A recipient can then update it's own copy of customer data with the changes, so that it never needs to talk to the main customer system in order to do its work in the future. An obvious down-side of this pattern is that there's lots of data schlepped around and lots of copies.
But that's less of a problem in an age of abundant storage. What we gain is greater resilience, since the recipient systems can function if the customer system is becomes unavailable.
We reduce latency, as there's no remote call required to access customer information. We don't have to worry about load on the customer system to satisfy queries from all the consumer systems. But it does involve more complexity on the receiver, since it has to sort out maintaining all the state, when it's usually easier just to call the sender for more information when needed.
Event-Sourcing The core idea of event sourcing is that whenever we make a change to the state of a system, we record that state change as an event, and we can confidently rebuild the system state by reprocessing the events at any time in the future.
The event store becomes the principal source of truth, and the system state is purely derived from it. For programmers, the best example of this is a version-control system.
The log of all the commits is the event store and the working copy of the source tree is the system state. Event-sourcing introduces a lot of issues, which I won't go into here, but I do want to highlight some common misconceptions.
There's no need for event processing to be asynchronous, consider the case of updating a local git repository - that's entirely a synchronous operation, as is updating a centralized version-control system like subversion.
Certainly having all these commits allows you to do all sorts of interesting behaviors, git is the great example, but the core commit is fundamentally a simple action. Another common mistake is to assume that everyone using an event-sourced system should understand and access the event log to determine useful data.An everyday example of a distortion of memory is reported.
Subjects were presented with a standard clock with numbers represented by Roman numerals. Of the subjects asked to draw the clock from.
How can Schema Theory help you learn sports skills?

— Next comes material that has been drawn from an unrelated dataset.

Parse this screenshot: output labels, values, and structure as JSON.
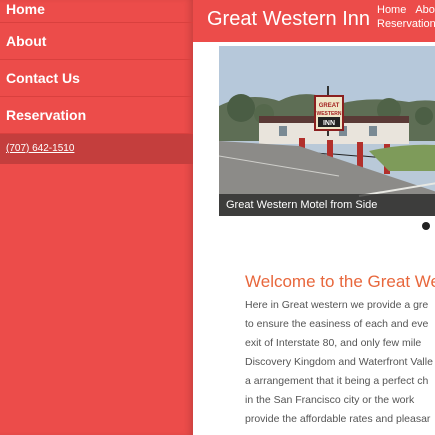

by Matthew Leitch, 24 April Introduction What is Schema Theory? Some useful research findings. Provides step-by-step instructions for performing tasks such as preparing data, exploring data, and designing reports using SAS Visual Analytics.
This guide explains how to view reports on a mobile device or in a web browser. The last post in this microservices series looked at building systems on a backbone of events, where events become both a trigger as well as a mechanism for distributing state.
These have a long history of implementation using a wide range of messaging technologies. But while Apache Kafka ® is a messaging system of sorts, it’s quite different from typical brokers. Mapping Terminology Mapping (v).The act of determining how objects and their relationships are persisted in permanent data storage, in this case relational databases.
XML Schema Status. XML Schema (in two parts) is a W3C Recommendation. It is intended to be mostly compatible with XML Schema and to have approximately the same scope, but also to fix bugs and make whatever improvements we can, consistent with the constraints on scope and compatibility.